> **INFORMATION**
::::

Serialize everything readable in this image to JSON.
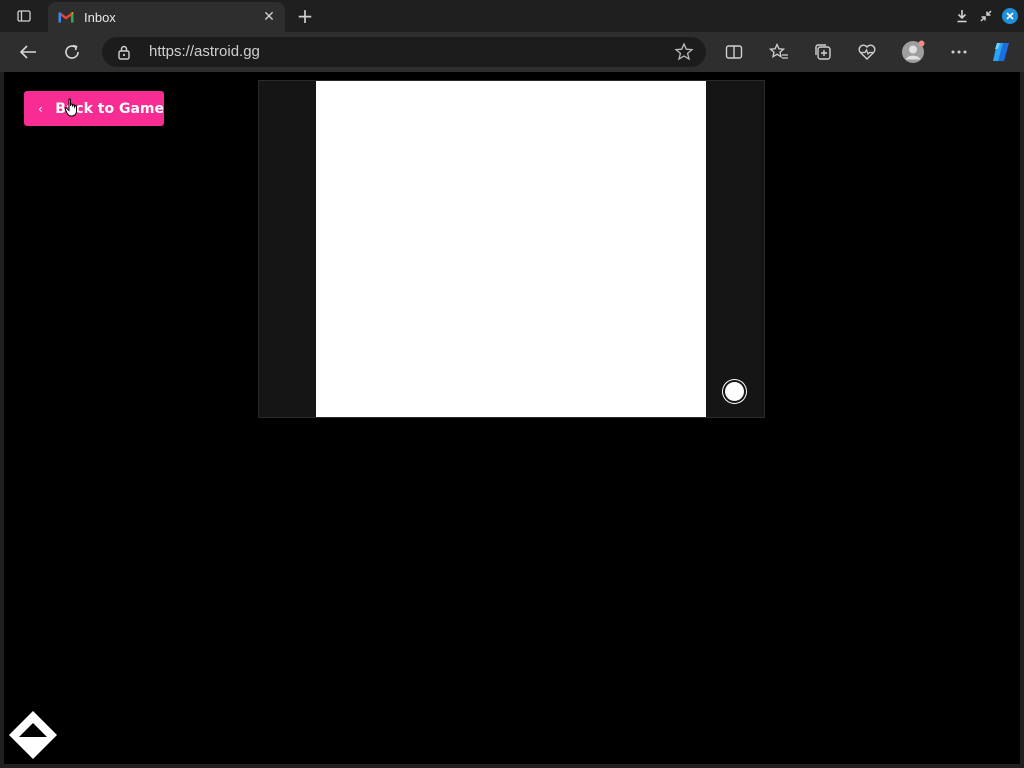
{
  "browser": {
    "tab": {
      "title": "Inbox",
      "favicon": "gmail-icon"
    },
    "address_bar": {
      "url": "https://astroid.gg"
    },
    "colors": {
      "accent_blue": "#1e8fd8"
    }
  },
  "page": {
    "back_button": {
      "label": "Back to Game",
      "chevron": "‹",
      "color": "#f72d94"
    },
    "logo": "astroid-logo-icon"
  }
}
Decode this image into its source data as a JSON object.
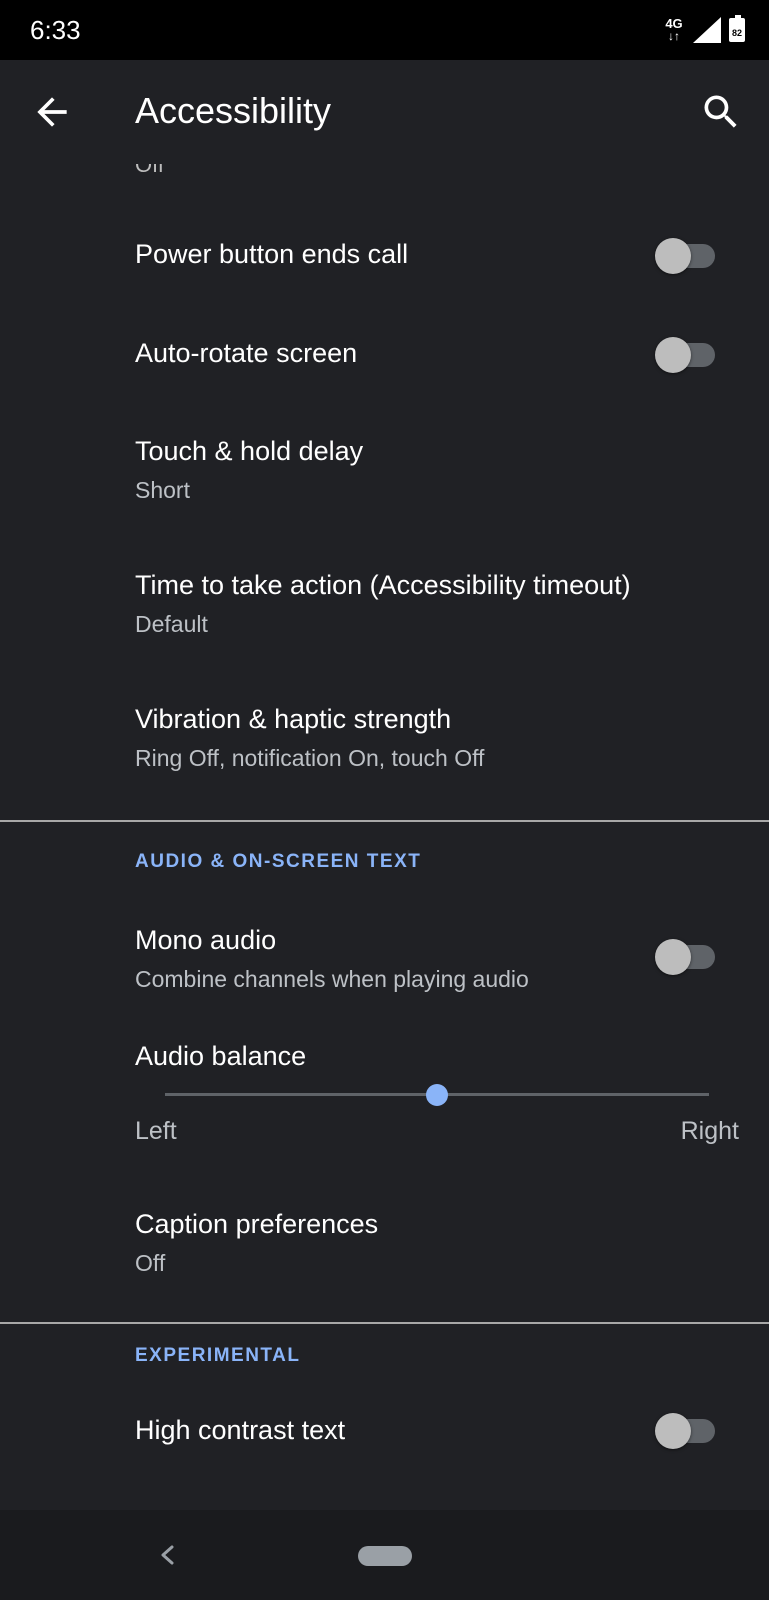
{
  "status_bar": {
    "time": "6:33",
    "network_type": "4G",
    "battery_level": "82",
    "icons": [
      "network-4g-icon",
      "signal-icon",
      "battery-icon"
    ]
  },
  "app_bar": {
    "title": "Accessibility",
    "back_icon": "arrow-back-icon",
    "search_icon": "search-icon"
  },
  "partial_top_summary": "Off",
  "items": [
    {
      "title": "Power button ends call",
      "toggle": false
    },
    {
      "title": "Auto-rotate screen",
      "toggle": false
    },
    {
      "title": "Touch & hold delay",
      "summary": "Short"
    },
    {
      "title": "Time to take action (Accessibility timeout)",
      "summary": "Default"
    },
    {
      "title": "Vibration & haptic strength",
      "summary": "Ring Off, notification On, touch Off"
    }
  ],
  "sections": {
    "audio": {
      "header": "AUDIO & ON-SCREEN TEXT",
      "mono_audio": {
        "title": "Mono audio",
        "summary": "Combine channels when playing audio",
        "toggle": false
      },
      "audio_balance": {
        "title": "Audio balance",
        "left_label": "Left",
        "right_label": "Right",
        "value": 0.5
      },
      "captions": {
        "title": "Caption preferences",
        "summary": "Off"
      }
    },
    "experimental": {
      "header": "EXPERIMENTAL",
      "high_contrast": {
        "title": "High contrast text",
        "toggle": false
      }
    }
  },
  "nav_bar": {
    "back_icon": "nav-back-icon",
    "home_icon": "home-pill-icon"
  },
  "colors": {
    "background": "#202125",
    "accent": "#8ab4f8",
    "toggle_off_thumb": "#bdbdbd",
    "toggle_off_track": "#5f6368"
  }
}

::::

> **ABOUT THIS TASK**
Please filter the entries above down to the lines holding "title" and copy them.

> **SOLUTION FOR THIS TASK**
      "title": "Inbox",
    "title": "Accessibility",
      "title": "Power button ends call",
      "title": "Auto-rotate screen",
      "title": "Touch & hold delay",
      "title": "Time to take action (Accessibility timeout)",
      "title": "Vibration & haptic strength",
        "title": "Mono audio",
        "title": "Audio balance",
        "title": "Caption preferences",
        "title": "High contrast text",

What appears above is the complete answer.